For some women, getting pregnant is the easy part of their journey to parenthood. Instead of facing fertility issues, they worry about the potential health risks their unborn baby faces.
Cleveland Clinic is a non-profit academic medical center. Advertising on our site helps support our mission. We do not endorse non-Cleveland Clinic products or services. Policy
The older you are, the more apprehensive you may be. Statistically, your baby’s chances of having Down syndrome or other birth defects increase as your age increases.
Fortunately, there are noninvasive prenatal tests that allow expectant parents to know more about their baby’s health early in a pregnancy. This knowledge enables you to get treatments that fit your situation. It also gives you options early in your pregnancy, especially if you’re considered high risk.
“There are tests that we can do to check for birth defects,” says maternal fetal medicine specialist Abdelaziz Saleh, MD. “One of these is a maternal blood cell-free fetal DNA analysis. It’s a noninvasive prenatal testing (NIPT) that lets us examine the DNA of the baby through blood drawn from the mom.”

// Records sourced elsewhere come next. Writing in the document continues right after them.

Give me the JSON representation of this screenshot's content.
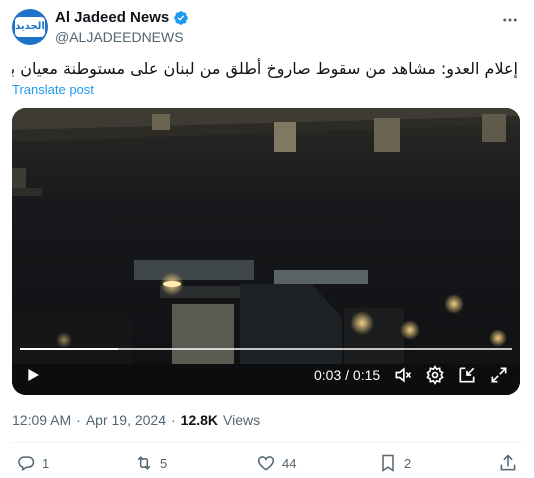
{
  "account": {
    "display_name": "Al Jadeed News",
    "handle": "@ALJADEEDNEWS",
    "avatar_text": "الجديد",
    "verified": true
  },
  "post": {
    "text": "إعلام العدو: مشاهد من سقوط صاروخ أُطلق من لبنان على مستوطنة معيان باروخ",
    "translate_label": "Translate post"
  },
  "video": {
    "time_display": "0:03 / 0:15",
    "progress": 0.2
  },
  "meta": {
    "time": "12:09 AM",
    "separator": "·",
    "date": "Apr 19, 2024",
    "views_count": "12.8K",
    "views_label": "Views"
  },
  "actions": {
    "replies": "1",
    "reposts": "5",
    "likes": "44",
    "bookmarks": "2"
  },
  "colors": {
    "link": "#1d9bf0",
    "verified": "#1d9bf0",
    "avatar_bg": "#1e73c8",
    "secondary_text": "#536471"
  }
}
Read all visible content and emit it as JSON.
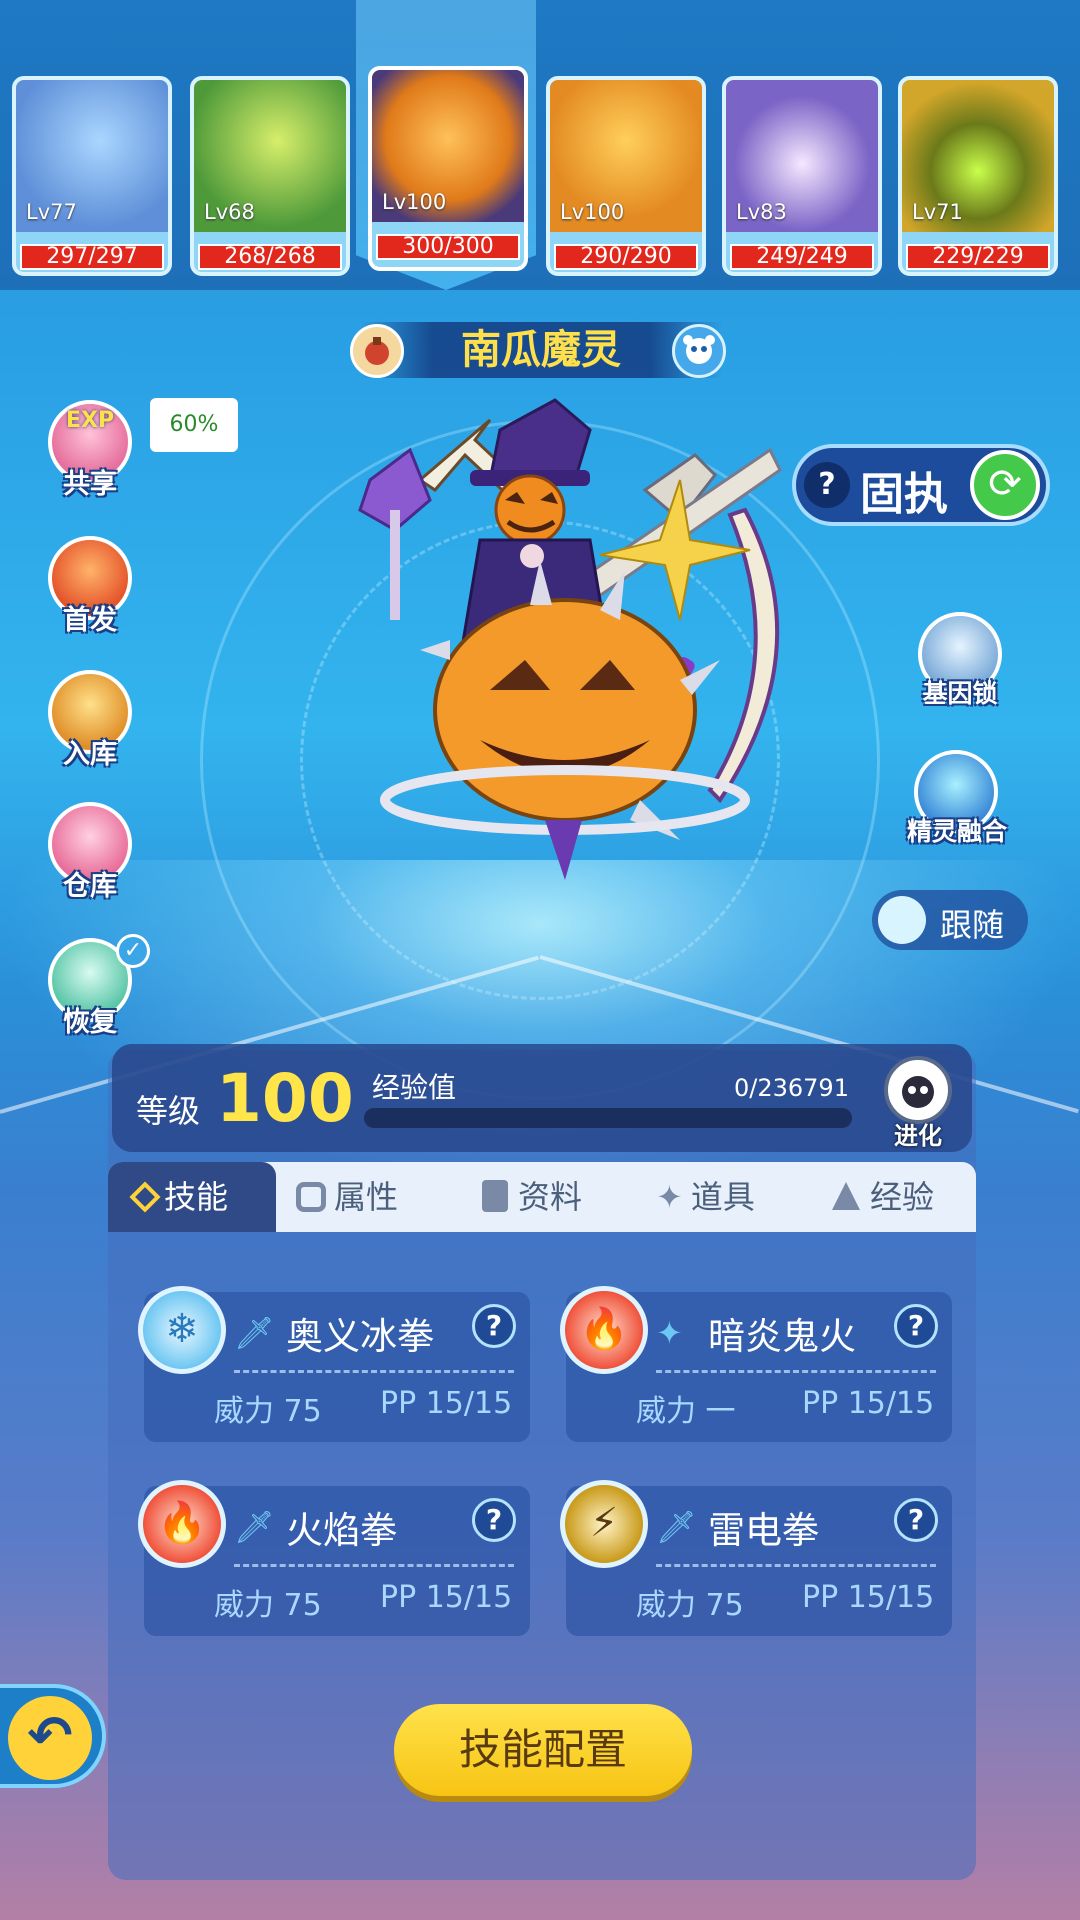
{
  "team": [
    {
      "level": "Lv77",
      "hp": "297/297",
      "color": "#5f8fd8"
    },
    {
      "level": "Lv68",
      "hp": "268/268",
      "color": "#6bb84a"
    },
    {
      "level": "Lv100",
      "hp": "300/300",
      "color": "#f09a2a"
    },
    {
      "level": "Lv100",
      "hp": "290/290",
      "color": "#e38a22"
    },
    {
      "level": "Lv83",
      "hp": "249/249",
      "color": "#7a64c6"
    },
    {
      "level": "Lv71",
      "hp": "229/229",
      "color": "#d2a62a"
    }
  ],
  "pet": {
    "name": "南瓜魔灵",
    "nature": "固执"
  },
  "left_menu": {
    "exp_share": "共享",
    "exp_share_badge": "EXP",
    "exp_share_pct": "60%",
    "first_launch": "首发",
    "store": "入库",
    "warehouse": "仓库",
    "recover": "恢复"
  },
  "right_menu": {
    "gene_lock": "基因锁",
    "fusion": "精灵融合",
    "follow": "跟随"
  },
  "level": {
    "label": "等级",
    "value": "100",
    "exp_label": "经验值",
    "exp_value": "0/236791",
    "exp_progress": 0,
    "evolve": "进化"
  },
  "tabs": [
    "技能",
    "属性",
    "资料",
    "道具",
    "经验"
  ],
  "skills": [
    {
      "name": "奥义冰拳",
      "power": "威力 75",
      "pp": "PP 15/15",
      "color": "#6ec7f2"
    },
    {
      "name": "暗炎鬼火",
      "power": "威力 一",
      "pp": "PP 15/15",
      "color": "#f0523b"
    },
    {
      "name": "火焰拳",
      "power": "威力 75",
      "pp": "PP 15/15",
      "color": "#f0523b"
    },
    {
      "name": "雷电拳",
      "power": "威力 75",
      "pp": "PP 15/15",
      "color": "#c99a1a"
    }
  ],
  "config_button": "技能配置"
}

What Is NIPT?
NIPT has been around for nearly two decades and is 98 percent accurate at detecting Down syndrome. (You may hear it called by the brand names MaterniT21® or Harmony™ Prenatal Test.) Pregnant women like the fact that by having blood work done, they know their risks. Plus, NIPT can be done in the 10th week of pregnancy in the first trimester.
The down side?

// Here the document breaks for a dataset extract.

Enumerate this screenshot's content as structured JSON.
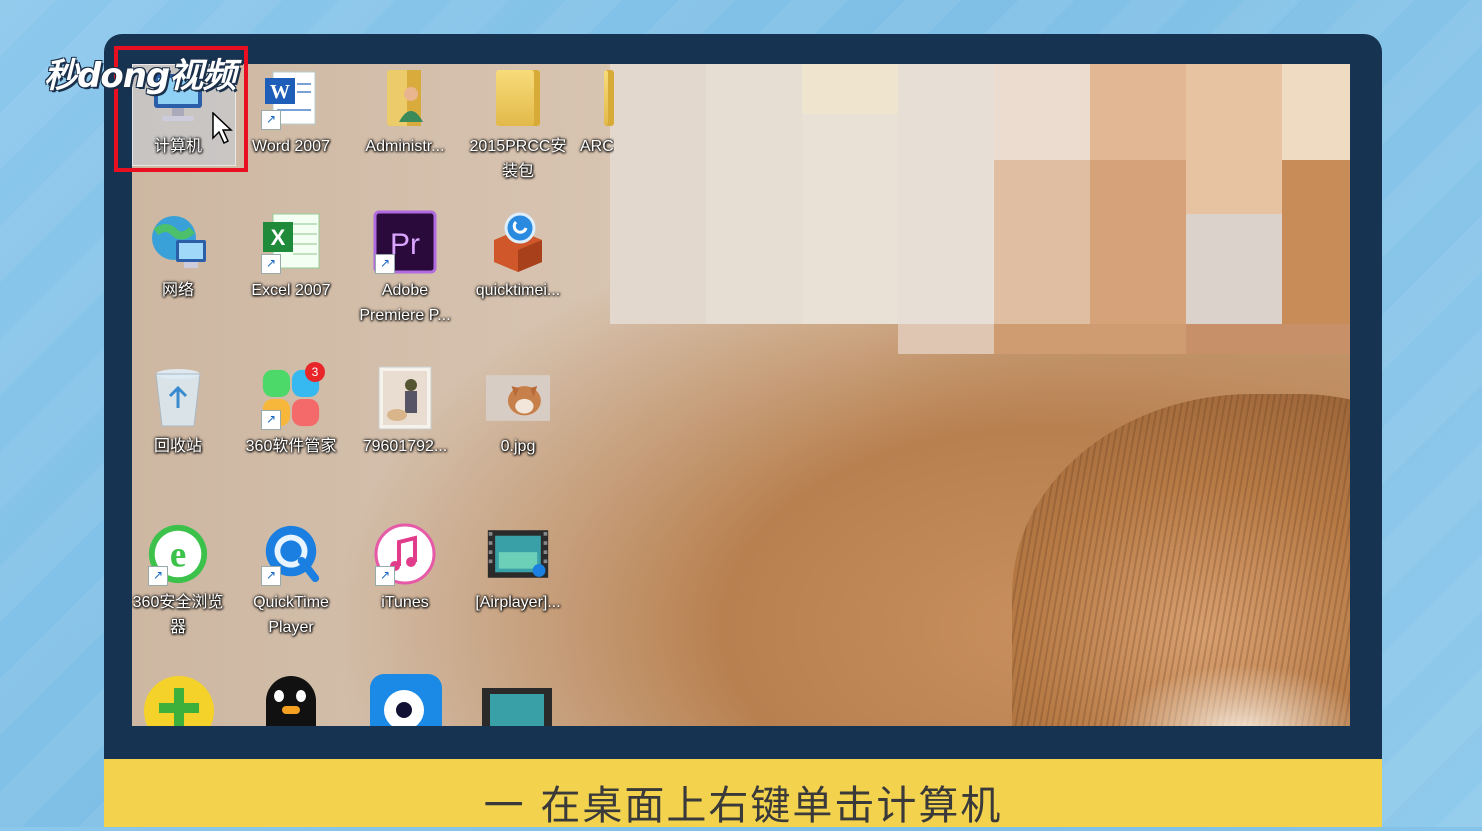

“There is a problem with false positives and false negatives with these tests,” Dr. Saleh says. “The only tests that provide 100 percent certainty about chromosomal abnormalities are amniocentesis and chorionic villus sampling, which we offer in the second trimester. Those are invasive tests, and there is a risk that they can lead to miscarriage.”
Who should have noninvasive testing?
Noninvasive prenatal tests aren’t meant for all pregnant women. As a testing option, they’re primarily offered to women who:
- Are age 35 or older
- Have had an abnormal sequential screening test or quadruple marker screen (quad screen). The sequential screen uses ultrasound and blood tests to determine risks, while a quad screen measures certain hormone levels in the mother’s blood.
- Have an abnormal finding on an ultrasound
- Carried a baby with a chromosome abnormality previously
Peace of mind
As a pregnant woman with the diagnosis of “advanced maternal age,” Nicole Herbst did not come across noninvasive prenatal tests in her research.
“I didn’t know such a test existed,” says Herbst, 40. “I was terrified of my baby having serious or life threatening birth defects, so if I could know for certain, I wanted to.”
Ms. Herbst’s maternal-fetal specialist recommended NIPT to Ms. Herbst and her husband, Rob.
“We felt that it would give us some peace of mind,” she says, “and if it turned out to be normal, we decided we wouldn’t have an amniocentesis done.”
After a two-week wait, Ms. Herbst’s results came back normal — and she learned her baby’s sex. In March 2014, the Herbsts welcomed their baby girl, Violet, who was born at Fairview Hospital.